Molds are definitely bad for those who suffer from mold allergies. The presence of molds are often invisible and undetectable. After pollens, molds are the leading cause of airborne allergies, which can recur year-round.
Molds can be found almost everywhere, indoors and outdoors. They are always present in the air and on objects. They grow best in warm, damp, and humid conditions, and spread and reproduce by producing spores. These spores than move via air currents or they may cling to insects, animals or water.
When cold and dry conditions do not enable growth to take place, molds may remain alive in a dormant state for a long time.
Molds grow from dead or living objects. It is unknown how many species of fungi exist, but estimates range from tens of thousands to perhaps 300,000 or more.
Molds are made of microscopic threads or filaments. These threads are called hyphe. A vast collection of hyphe is called a mycelium. Visual inspections (when the colonies large enough for the naked eye) and smell are two important senses to detecting the presence of mold.
Outdoor molds can be found in humid environments, in shady, damp areas or places where leaves or other vegetation is decomposing. Mold can live on soil, plants, rotting wood, or dead leaves and various moist surfaces. Mold cannot grow under the sun’s ultraviolet light. Outdoor molds usually bothering allergy sufferers from spring to late fall, and mold counts tend to pick in the afternoon (not in the morning like pollens).
Indoors molds can be present where humidity levels are high, such as basements, kitchen, bathrooms, refrigerators, in areas with poor ventilation, moist carpets, and house plants. Most molds need 24-48 hours of moisture to begin to grow. Therefore if a suitable material in your home is wet for more than 24 hours then you run the risk of mold starting to grow.
Some molds are beneficial for us. Molds play an important role in certain fermentation process in food production. We eat molds in our cheese, yogurt, soy sauce, wine and beer, mushrooms, vinegar, pickles, dried fruits, foods containing yeast (like bread), pickled and smoked meats and fish, canned juice. Some cheese and sausages (such as salami), use starter cultures in their production, to improve flavor and reduce spoilage during curing.

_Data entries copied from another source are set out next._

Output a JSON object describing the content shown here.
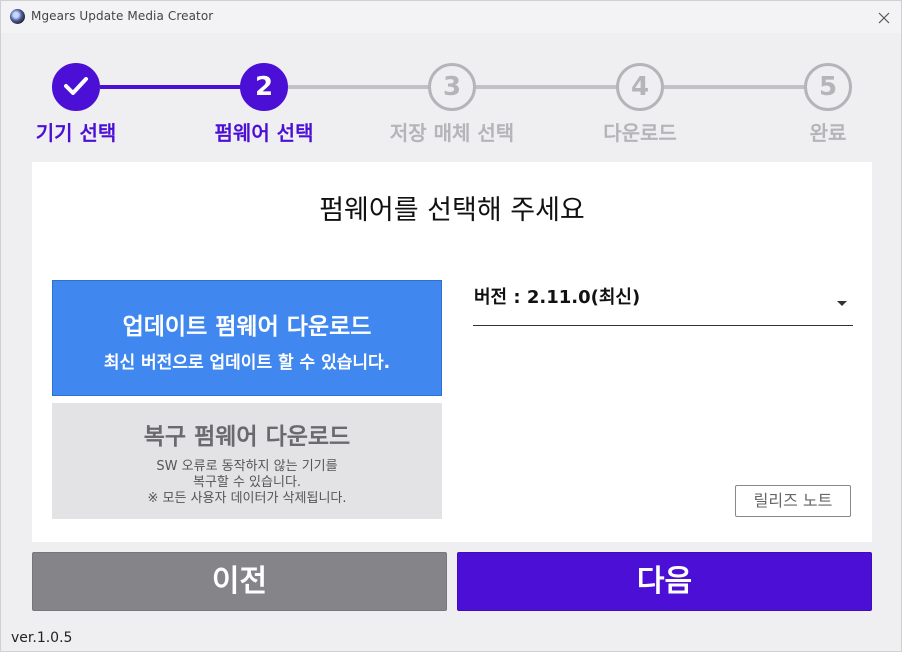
{
  "window": {
    "title": "Mgears Update Media Creator",
    "close_icon": "close-icon"
  },
  "stepper": {
    "steps": [
      {
        "number": "1",
        "label": "기기 선택",
        "state": "done"
      },
      {
        "number": "2",
        "label": "펌웨어 선택",
        "state": "active"
      },
      {
        "number": "3",
        "label": "저장 매체 선택",
        "state": "todo"
      },
      {
        "number": "4",
        "label": "다운로드",
        "state": "todo"
      },
      {
        "number": "5",
        "label": "완료",
        "state": "todo"
      }
    ],
    "accent_color": "#4b0fd6",
    "inactive_color": "#b5b5b9"
  },
  "main": {
    "heading": "펌웨어를 선택해 주세요",
    "options": {
      "update": {
        "title": "업데이트 펌웨어 다운로드",
        "subtitle": "최신 버전으로 업데이트 할 수 있습니다."
      },
      "recovery": {
        "title": "복구 펌웨어 다운로드",
        "line1": "SW 오류로 동작하지 않는 기기를",
        "line2": "복구할 수 있습니다.",
        "line3": "※ 모든 사용자 데이터가 삭제됩니다."
      }
    },
    "version_select": {
      "value": "버전 : 2.11.0(최신)"
    },
    "release_notes_label": "릴리즈 노트"
  },
  "footer": {
    "prev_label": "이전",
    "next_label": "다음",
    "version": "ver.1.0.5"
  },
  "colors": {
    "primary": "#4b0fd6",
    "option_selected": "#4088f0",
    "option_unselected": "#e3e3e6",
    "prev_button": "#858589"
  }
}
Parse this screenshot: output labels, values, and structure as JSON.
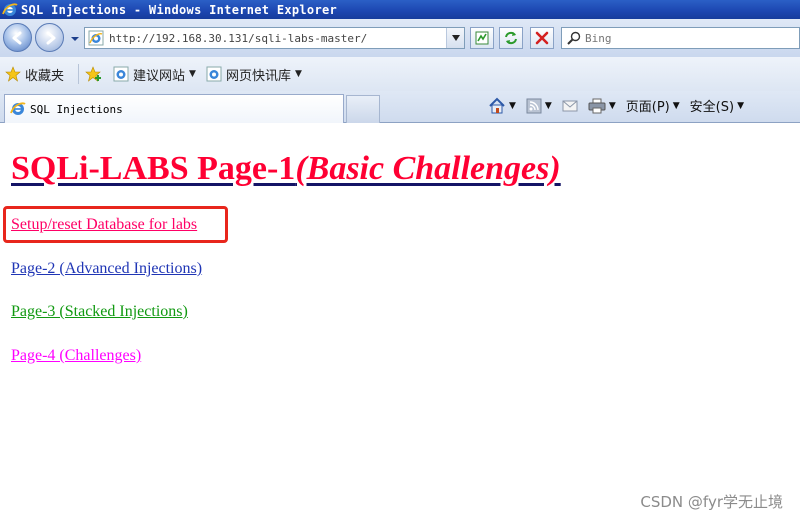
{
  "window": {
    "title": "SQL Injections - Windows Internet Explorer"
  },
  "navigation": {
    "address": "http://192.168.30.131/sqli-labs-master/",
    "search_placeholder": "Bing"
  },
  "favorites_bar": {
    "favorites_label": "收藏夹",
    "items": [
      {
        "label": "建议网站"
      },
      {
        "label": "网页快讯库"
      }
    ]
  },
  "tab": {
    "label": "SQL Injections"
  },
  "command_bar": {
    "page_label": "页面(P)",
    "safety_label": "安全(S)"
  },
  "page": {
    "heading_main": "SQLi-LABS Page-1",
    "heading_italic": "(Basic Challenges)",
    "links": [
      {
        "label": "Setup/reset Database for labs",
        "color": "#ff0066"
      },
      {
        "label": "Page-2 (Advanced Injections)",
        "color": "#1f35b5"
      },
      {
        "label": "Page-3 (Stacked Injections)",
        "color": "#109910"
      },
      {
        "label": "Page-4 (Challenges)",
        "color": "#ff00ff"
      }
    ],
    "highlight_color": "#e8261c"
  },
  "watermark": "CSDN @fyr学无止境"
}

Red rice yeast is a product of the mold grown on rice, and is common in Asian diets. The yeast contains monacolins, which are known to inhibit cholesterol synthesis. We also use mold as antibiotics to cure diseases. Penicillin for example, is derived from the mold Penicillium.
The three mechanism for disease caused by molds are infection, allergy, and toxicity.
The antibiotic penicillin (from Penicillium)), and several cholesterol-lowering drugs (such as Lovastatin, from Aspergillus terreus) are derived from molds.
Some molds produce mycotoxins. Extended or high exposure of mycotoxins can lead to neurological problems, even death. On the other hand low doses of mycotoxins can be beneficial for humans, e.g. Penicillin to fight off infection.
Allergy symptoms caused by mold are watery, itchy eyes, a chronic cough, sinus problems, nasal blockage, frequent sneezing, rashes, conjunctivitis, inability to concentrate, difficulty breathing, fatigue. Symptoms usually disappear when the mold is removed.
Factors contribute to increasing mold counts:
- Poor housekeeping practice (leaving dirty dishes, food, cloth and wet towels lying around the house, keeping trash in the house, and infrequent house cleaning.)
- Using ceiling fans instead of air conditions because humidity is not removed from the air. Inefficient filters used in the heating/cooling system allow dirt to accumulate which provide “food” for mold.
Preventing moisture from accumulating is the most important principle in mold control for allergy sufferers. The best way to get rid of mold indoors is by keeping room temperatures within 65° – 70°F and the relative humidity level within 45%-65%.
Charcoal and /or baking soda is a good practice to remove the odor of the mold. Just place bowls of baking soda in the area to absorb odor.
To clean up mold in the house, best chemicals are; Bleach, borax, vinegar, ammonia.
- Top 5 Airborne Allergy Triggers (livingwithallergy.com)
- Fighting Fall Allergies? (everydayhealth.com)
- Puddles of Goo? Brainless Slime Molds Have Memories (news.yahoo.com)